• Exercise directions
Examine each line of the data, and copy the ones containing "Upsampling".

+ + +

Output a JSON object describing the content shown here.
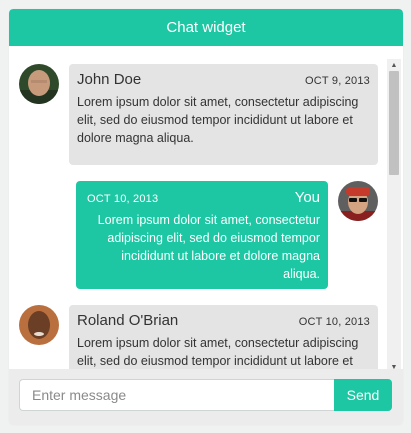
{
  "header": {
    "title": "Chat widget"
  },
  "messages": [
    {
      "sender": "John Doe",
      "date": "OCT 9, 2013",
      "text": "Lorem ipsum dolor sit amet, consectetur adipiscing elit, sed do eiusmod tempor incididunt ut labore et dolore magna aliqua.",
      "side": "left"
    },
    {
      "sender": "You",
      "date": "OCT 10, 2013",
      "text": "Lorem ipsum dolor sit amet, consectetur adipiscing elit, sed do eiusmod tempor incididunt ut labore et dolore magna aliqua.",
      "side": "right"
    },
    {
      "sender": "Roland O'Brian",
      "date": "OCT 10, 2013",
      "text": "Lorem ipsum dolor sit amet, consectetur adipiscing elit, sed do eiusmod tempor incididunt ut labore et dolore magna aliqua.",
      "side": "left"
    }
  ],
  "composer": {
    "placeholder": "Enter message",
    "value": "",
    "send_label": "Send"
  },
  "colors": {
    "accent": "#1dc7a3",
    "bubble_gray": "#e4e4e4"
  },
  "scrollbar": {
    "up_icon": "triangle-up-icon",
    "down_icon": "triangle-down-icon"
  }
}
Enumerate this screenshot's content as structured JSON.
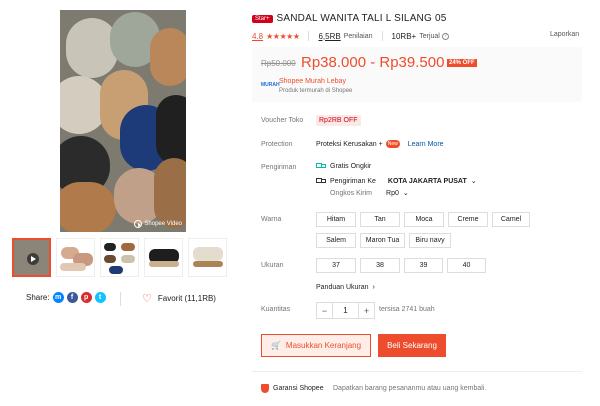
{
  "gallery": {
    "video_badge": "Shopee Video"
  },
  "share": {
    "label": "Share:"
  },
  "favorite": {
    "label": "Favorit (11,1RB)"
  },
  "product": {
    "badge": "Star+",
    "title": "SANDAL WANITA TALI L SILANG 05",
    "rating": "4.8",
    "stars": "★★★★★",
    "ratings_count": "6,5RB",
    "ratings_label": "Penilaian",
    "sold_count": "10RB+",
    "sold_label": "Terjual",
    "report": "Laporkan"
  },
  "price": {
    "original": "Rp50.000",
    "range": "Rp38.000 - Rp39.500",
    "discount": "24% OFF",
    "murah_logo": "MURAH",
    "murah_label": "Shopee Murah Lebay",
    "murah_sub": "Produk termurah di Shopee"
  },
  "voucher": {
    "label": "Voucher Toko",
    "value": "Rp2RB OFF"
  },
  "protection": {
    "label": "Protection",
    "value": "Proteksi Kerusakan +",
    "new": "New",
    "link": "Learn More"
  },
  "shipping": {
    "label": "Pengiriman",
    "free": "Gratis Ongkir",
    "to_label": "Pengiriman Ke",
    "to_value": "KOTA JAKARTA PUSAT",
    "cost_label": "Ongkos Kirim",
    "cost_value": "Rp0"
  },
  "colors": {
    "label": "Warna",
    "options": [
      "Hitam",
      "Tan",
      "Moca",
      "Creme",
      "Camel",
      "Salem",
      "Maron Tua",
      "Biru navy"
    ]
  },
  "sizes": {
    "label": "Ukuran",
    "options": [
      "37",
      "38",
      "39",
      "40"
    ],
    "guide": "Panduan Ukuran"
  },
  "quantity": {
    "label": "Kuantitas",
    "minus": "−",
    "value": "1",
    "plus": "+",
    "stock": "tersisa 2741 buah"
  },
  "actions": {
    "cart": "Masukkan Keranjang",
    "buy": "Beli Sekarang"
  },
  "guarantee": {
    "title": "Garansi Shopee",
    "desc": "Dapatkan barang pesananmu atau uang kembali."
  },
  "theme": {
    "accent": "#ee4d2d"
  }
}
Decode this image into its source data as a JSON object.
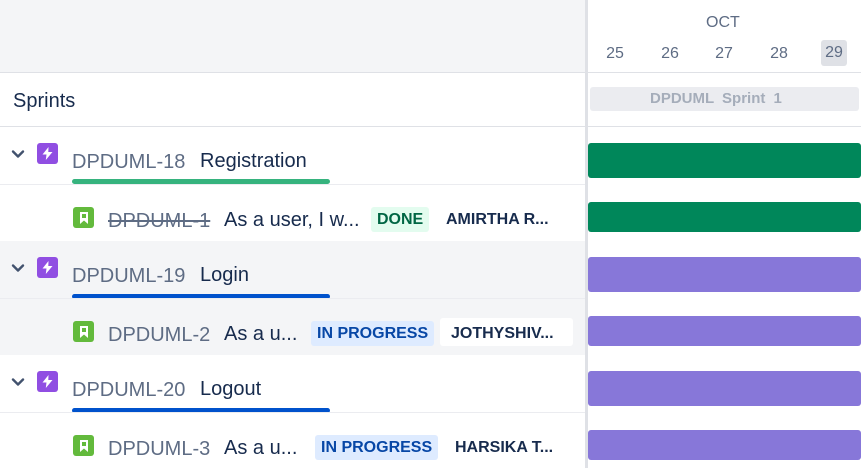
{
  "timeline": {
    "month": "OCT",
    "days": [
      "25",
      "26",
      "27",
      "28",
      "29"
    ],
    "today": "29",
    "sprint_name": "DPDUML Sprint 1"
  },
  "sidebar": {
    "sprints_label": "Sprints"
  },
  "epics": [
    {
      "key": "DPDUML-18",
      "title": "Registration",
      "progress_color": "#36b37e",
      "bar_color": "#00875a",
      "story": {
        "key": "DPDUML-1",
        "title": "As a user, I w...",
        "status": "DONE",
        "assignee": "AMIRTHA R...",
        "done": true
      }
    },
    {
      "key": "DPDUML-19",
      "title": "Login",
      "progress_color": "#0052cc",
      "bar_color": "#8777d9",
      "story": {
        "key": "DPDUML-2",
        "title": "As a u...",
        "status": "IN PROGRESS",
        "assignee": "JOTHYSHIV...",
        "done": false
      }
    },
    {
      "key": "DPDUML-20",
      "title": "Logout",
      "progress_color": "#0052cc",
      "bar_color": "#8777d9",
      "story": {
        "key": "DPDUML-3",
        "title": "As a u...",
        "status": "IN PROGRESS",
        "assignee": "HARSIKA T...",
        "done": false
      }
    }
  ],
  "icons": {
    "chevron": "chevron-down-icon",
    "epic": "lightning-bolt-icon",
    "story": "bookmark-icon"
  },
  "colors": {
    "epic_icon": "#904ee2",
    "story_icon": "#63ba3c",
    "done_bar": "#00875a",
    "in_progress_bar": "#8777d9"
  }
}
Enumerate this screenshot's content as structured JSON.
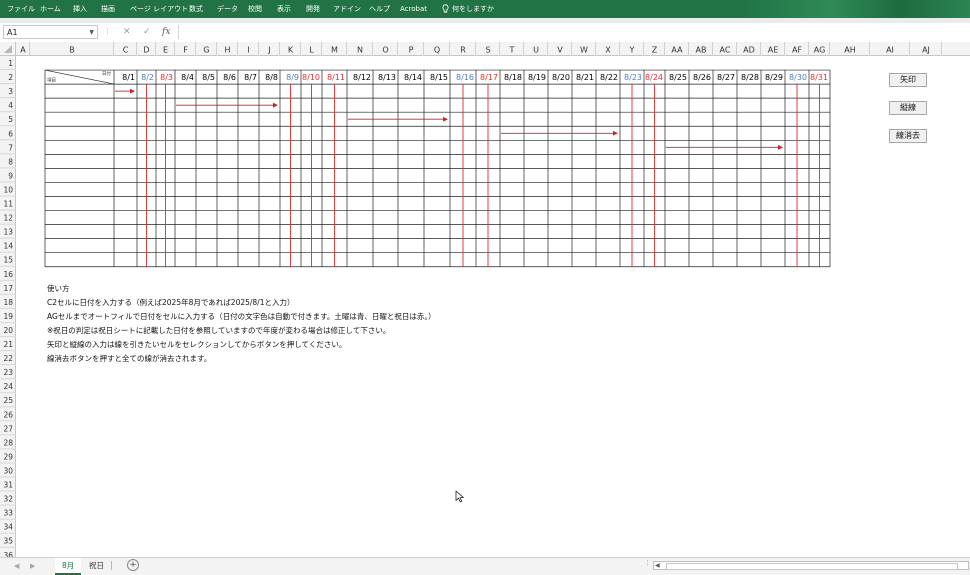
{
  "ribbon": {
    "tabs": [
      "ファイル",
      "ホーム",
      "挿入",
      "描画",
      "ページ レイアウト",
      "数式",
      "データ",
      "校閲",
      "表示",
      "開発",
      "アドイン",
      "ヘルプ",
      "Acrobat"
    ],
    "search_placeholder": "何をしますか",
    "color": "#217346"
  },
  "formula_bar": {
    "name_box": "A1",
    "cancel_icon": "✕",
    "enter_icon": "✓",
    "fx_label": "fx",
    "value": ""
  },
  "columns": [
    "A",
    "B",
    "C",
    "D",
    "E",
    "F",
    "G",
    "H",
    "I",
    "J",
    "K",
    "L",
    "M",
    "N",
    "O",
    "P",
    "Q",
    "R",
    "S",
    "T",
    "U",
    "V",
    "W",
    "X",
    "Y",
    "Z",
    "AA",
    "AB",
    "AC",
    "AD",
    "AE",
    "AF",
    "AG",
    "AH",
    "AI",
    "AJ"
  ],
  "rows": [
    "1",
    "2",
    "3",
    "4",
    "5",
    "6",
    "7",
    "8",
    "9",
    "10",
    "11",
    "12",
    "13",
    "14",
    "15",
    "16",
    "17",
    "18",
    "19",
    "20",
    "21",
    "22",
    "23",
    "24",
    "25",
    "26",
    "27",
    "28",
    "29",
    "30",
    "31",
    "32",
    "33",
    "34",
    "35",
    "36"
  ],
  "corner_header": {
    "top": "日付",
    "bottom": "項目"
  },
  "dates": [
    {
      "label": "8/1",
      "kind": "weekday"
    },
    {
      "label": "8/2",
      "kind": "saturday"
    },
    {
      "label": "8/3",
      "kind": "sunday"
    },
    {
      "label": "8/4",
      "kind": "weekday"
    },
    {
      "label": "8/5",
      "kind": "weekday"
    },
    {
      "label": "8/6",
      "kind": "weekday"
    },
    {
      "label": "8/7",
      "kind": "weekday"
    },
    {
      "label": "8/8",
      "kind": "weekday"
    },
    {
      "label": "8/9",
      "kind": "saturday"
    },
    {
      "label": "8/10",
      "kind": "sunday"
    },
    {
      "label": "8/11",
      "kind": "holiday"
    },
    {
      "label": "8/12",
      "kind": "weekday"
    },
    {
      "label": "8/13",
      "kind": "weekday"
    },
    {
      "label": "8/14",
      "kind": "weekday"
    },
    {
      "label": "8/15",
      "kind": "weekday"
    },
    {
      "label": "8/16",
      "kind": "saturday"
    },
    {
      "label": "8/17",
      "kind": "sunday"
    },
    {
      "label": "8/18",
      "kind": "weekday"
    },
    {
      "label": "8/19",
      "kind": "weekday"
    },
    {
      "label": "8/20",
      "kind": "weekday"
    },
    {
      "label": "8/21",
      "kind": "weekday"
    },
    {
      "label": "8/22",
      "kind": "weekday"
    },
    {
      "label": "8/23",
      "kind": "saturday"
    },
    {
      "label": "8/24",
      "kind": "sunday"
    },
    {
      "label": "8/25",
      "kind": "weekday"
    },
    {
      "label": "8/26",
      "kind": "weekday"
    },
    {
      "label": "8/27",
      "kind": "weekday"
    },
    {
      "label": "8/28",
      "kind": "weekday"
    },
    {
      "label": "8/29",
      "kind": "weekday"
    },
    {
      "label": "8/30",
      "kind": "saturday"
    },
    {
      "label": "8/31",
      "kind": "sunday"
    }
  ],
  "date_colors": {
    "weekday": "#000000",
    "saturday": "#4a7ebb",
    "sunday": "#e03030",
    "holiday": "#e03030"
  },
  "red_vline_dates": [
    "8/2",
    "8/3",
    "8/9",
    "8/10",
    "8/11",
    "8/16",
    "8/17",
    "8/23",
    "8/24",
    "8/30",
    "8/31"
  ],
  "arrows": [
    {
      "row": 3,
      "from": "8/1",
      "to": "8/1"
    },
    {
      "row": 4,
      "from": "8/4",
      "to": "8/8"
    },
    {
      "row": 5,
      "from": "8/12",
      "to": "8/15"
    },
    {
      "row": 6,
      "from": "8/18",
      "to": "8/22"
    },
    {
      "row": 7,
      "from": "8/25",
      "to": "8/29"
    }
  ],
  "arrow_color": "#d42020",
  "instructions": {
    "title": "使い方",
    "lines": [
      "C2セルに日付を入力する（例えば2025年8月であれば2025/8/1と入力）",
      "AGセルまでオートフィルで日付をセルに入力する（日付の文字色は自動で付きます。土曜は青、日曜と祝日は赤。）",
      "※祝日の判定は祝日シートに記載した日付を参照していますので年度が変わる場合は修正して下さい。",
      "矢印と縦線の入力は線を引きたいセルをセレクションしてからボタンを押してください。",
      "線消去ボタンを押すと全ての線が消去されます。"
    ]
  },
  "buttons": {
    "arrow": "矢印",
    "vline": "縦線",
    "erase": "線消去"
  },
  "sheet_tabs": [
    "8月",
    "祝日"
  ],
  "active_sheet": "8月"
}
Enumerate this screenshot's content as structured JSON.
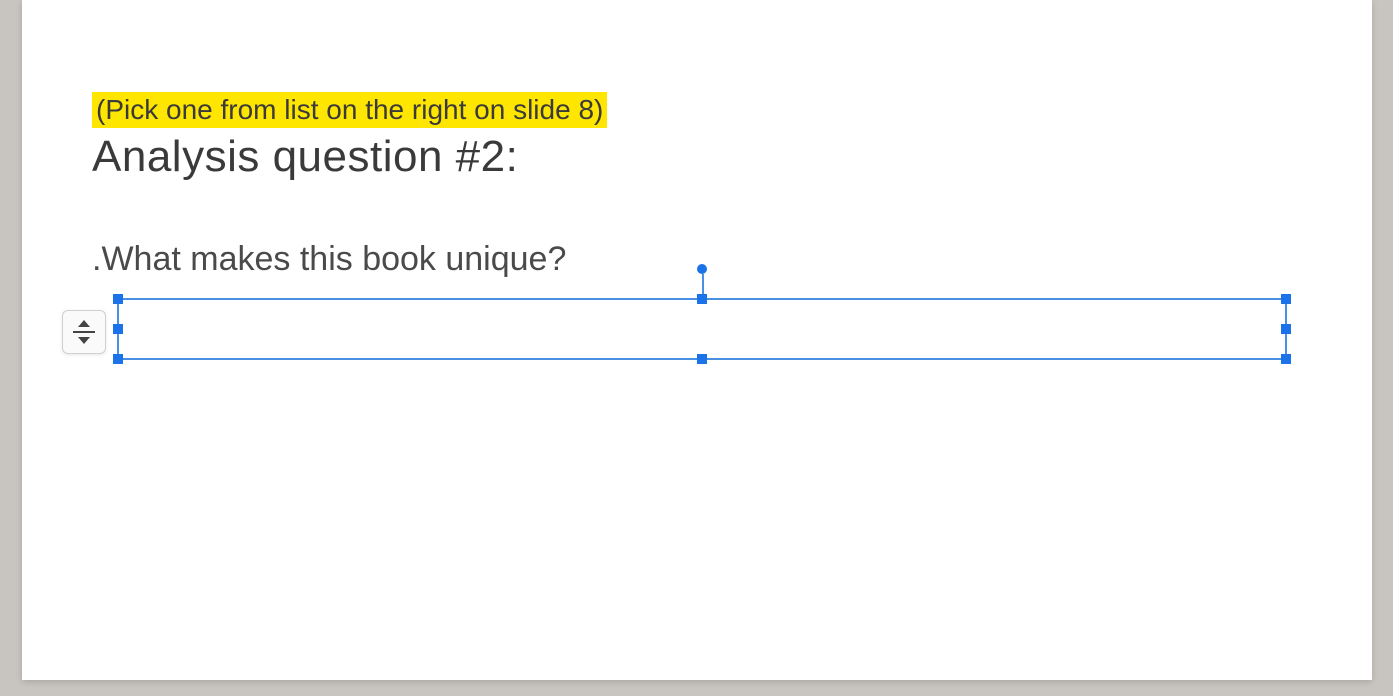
{
  "slide": {
    "instruction": "(Pick one from list on the right on slide 8)",
    "heading": "Analysis question #2:",
    "body": ".What makes this book unique?"
  }
}
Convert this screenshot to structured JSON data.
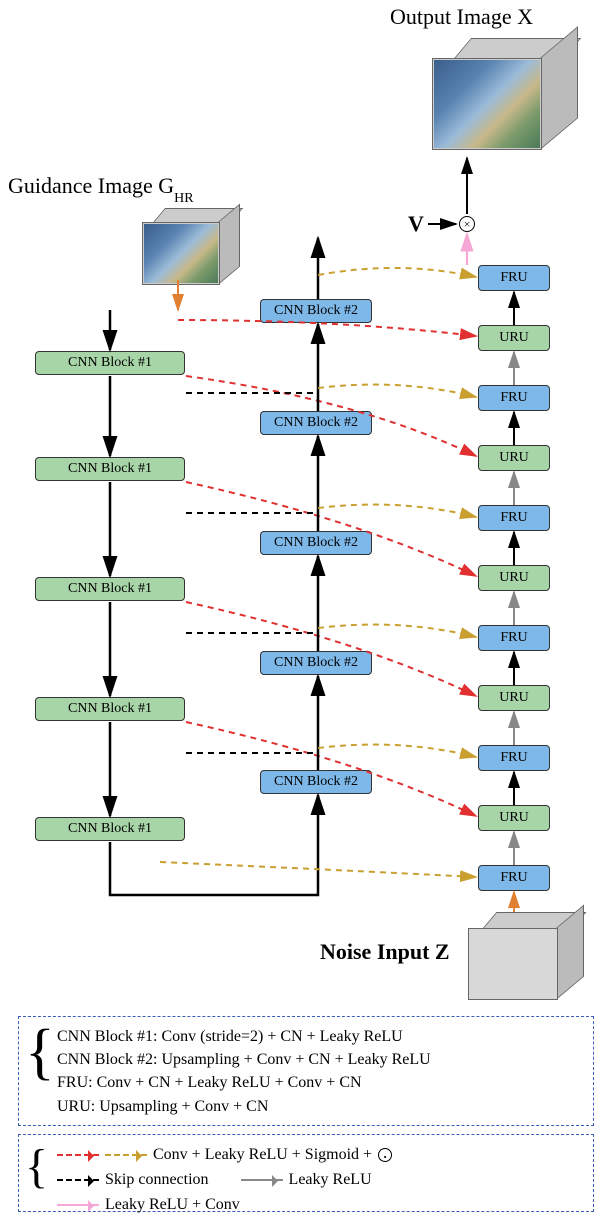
{
  "titles": {
    "output": "Output Image X",
    "guidance": "Guidance Image G",
    "guidance_sub": "HR",
    "noise": "Noise Input Z",
    "V": "V"
  },
  "blocks": {
    "cnn1": "CNN Block #1",
    "cnn2": "CNN Block #2",
    "fru": "FRU",
    "uru": "URU"
  },
  "symbols": {
    "mult": "×",
    "arrow": "→"
  },
  "legend1": {
    "cnn1": "CNN Block #1: Conv (stride=2) + CN + Leaky ReLU",
    "cnn2": "CNN Block #2: Upsampling + Conv + CN + Leaky ReLU",
    "fru": "FRU: Conv + CN + Leaky ReLU + Conv + CN",
    "uru": "URU: Upsampling + Conv + CN"
  },
  "legend2": {
    "redgold": "Conv + Leaky ReLU + Sigmoid + ",
    "skip": "Skip connection",
    "leaky": "Leaky ReLU",
    "pinkconv": "Leaky ReLU + Conv"
  },
  "chart_data": {
    "type": "diagram",
    "title": "Network architecture diagram",
    "inputs": [
      "Guidance Image G_HR",
      "Noise Input Z"
    ],
    "output": "Output Image X",
    "left_encoder": {
      "block_type": "CNN Block #1",
      "definition": "Conv (stride=2) + CN + Leaky ReLU",
      "count": 5,
      "levels": [
        1,
        2,
        3,
        4,
        5
      ]
    },
    "middle_decoder": {
      "block_type": "CNN Block #2",
      "definition": "Upsampling + Conv + CN + Leaky ReLU",
      "count": 5,
      "levels": [
        5,
        4,
        3,
        2,
        1
      ]
    },
    "right_branch": {
      "units": [
        "FRU",
        "URU",
        "FRU",
        "URU",
        "FRU",
        "URU",
        "FRU",
        "URU",
        "FRU",
        "URU",
        "FRU"
      ],
      "FRU_definition": "Conv + CN + Leaky ReLU + Conv + CN",
      "URU_definition": "Upsampling + Conv + CN",
      "guidance_to_URU_op": "Conv + Leaky ReLU + Sigmoid + elementwise-multiply",
      "decoder_to_FRU_op": "Conv + Leaky ReLU + Sigmoid + elementwise-multiply",
      "between_units_op": "Leaky ReLU",
      "output_head": "elementwise-multiply by V, then Leaky ReLU + Conv"
    },
    "skip_connections": "CNN Block #1 level k → CNN Block #2 level k (black dashed)",
    "vertical_spine": "solid black arrows down left column, then across bottom, then up through CNN Block #2 column"
  }
}
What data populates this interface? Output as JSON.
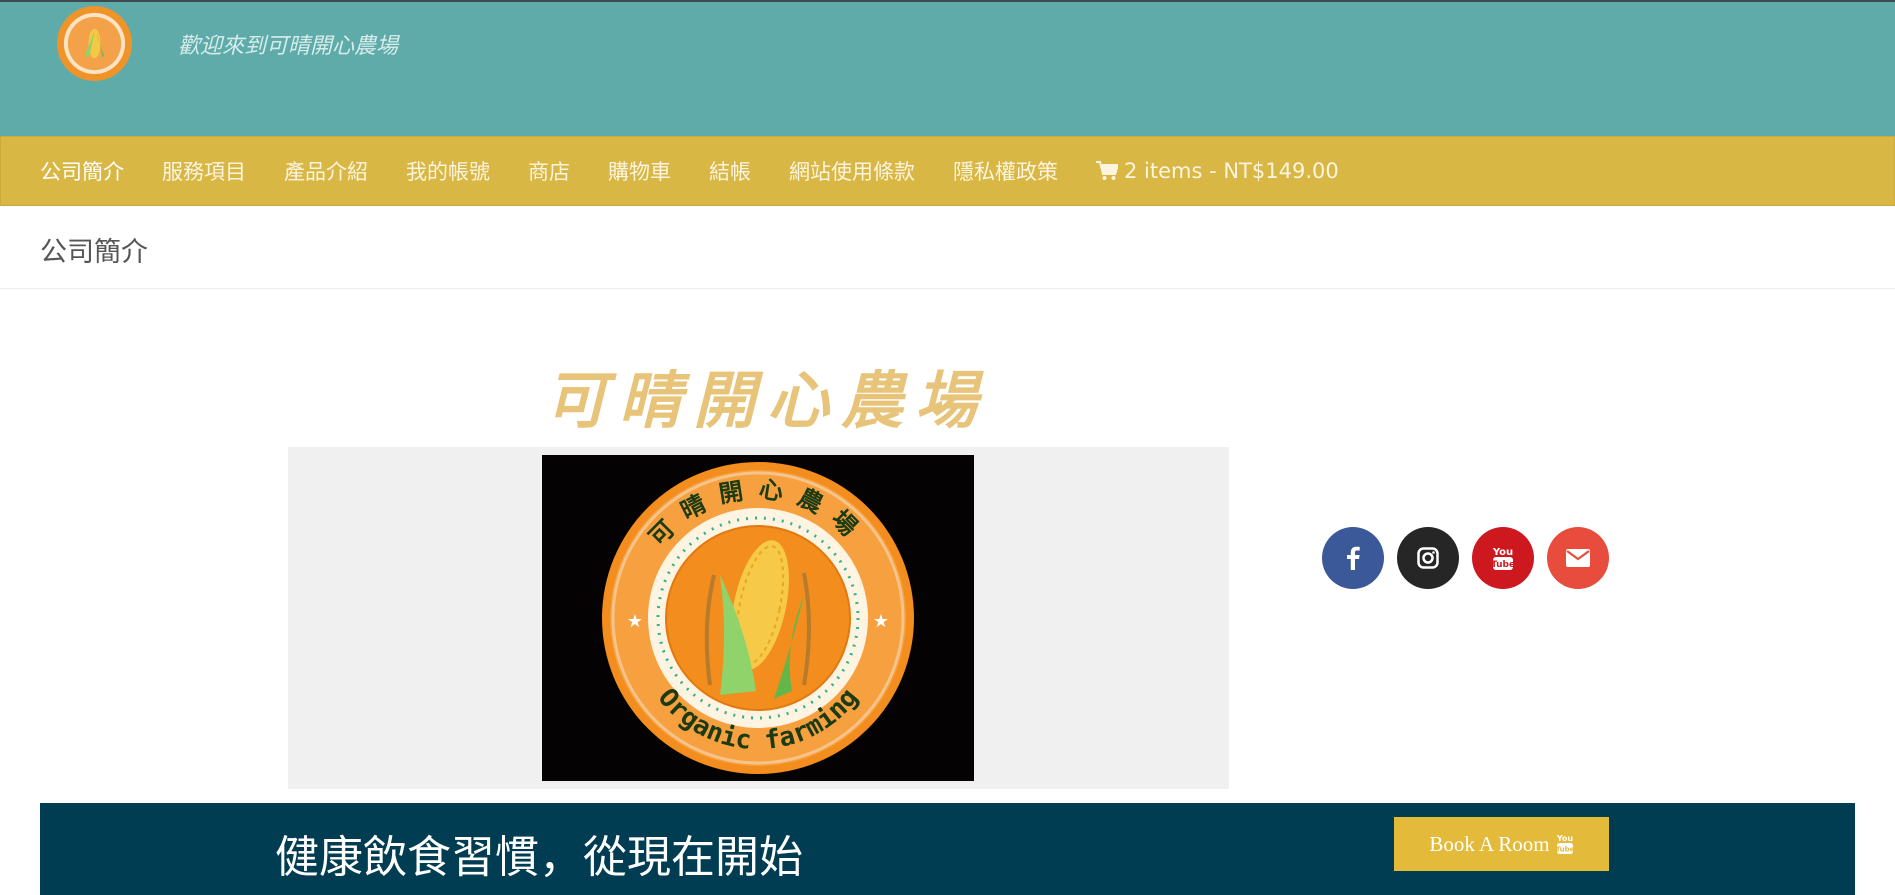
{
  "header": {
    "tagline": "歡迎來到可晴開心農場",
    "logo_icon": "corn-farm-logo"
  },
  "nav": {
    "items": [
      {
        "label": "公司簡介",
        "active": true
      },
      {
        "label": "服務項目"
      },
      {
        "label": "產品介紹"
      },
      {
        "label": "我的帳號"
      },
      {
        "label": "商店"
      },
      {
        "label": "購物車"
      },
      {
        "label": "結帳"
      },
      {
        "label": "網站使用條款"
      },
      {
        "label": "隱私權政策"
      }
    ],
    "cart": {
      "icon": "shopping-cart-icon",
      "label": "2 items - NT$149.00"
    }
  },
  "page": {
    "title": "公司簡介"
  },
  "main": {
    "heading": "可晴開心農場",
    "logo_image": {
      "top_text": "可晴開心農場",
      "bottom_text": "Organic farming"
    }
  },
  "social": [
    {
      "name": "facebook",
      "icon": "facebook-icon",
      "color": "#3b5998"
    },
    {
      "name": "instagram",
      "icon": "instagram-icon",
      "color": "#262626"
    },
    {
      "name": "youtube",
      "icon": "youtube-icon",
      "color": "#cc181e"
    },
    {
      "name": "email",
      "icon": "envelope-icon",
      "color": "#e84c3d"
    }
  ],
  "cta": {
    "text": "健康飲食習慣，從現在開始",
    "button_label": "Book A Room",
    "button_icon": "youtube-icon"
  },
  "colors": {
    "header_bg": "#5eabaa",
    "nav_bg": "#d9b745",
    "heading": "#e8c47a",
    "banner_bg": "#003d52",
    "button_bg": "#e3ba3a"
  }
}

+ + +

• Response to the exercise
    "cnn2": "CNN Block #2: Upsampling + Conv + CN + Leaky ReLU",
    "uru": "URU: Upsampling + Conv + CN"
      "definition": "Upsampling + Conv + CN + Leaky ReLU",
      "URU_definition": "Upsampling + Conv + CN",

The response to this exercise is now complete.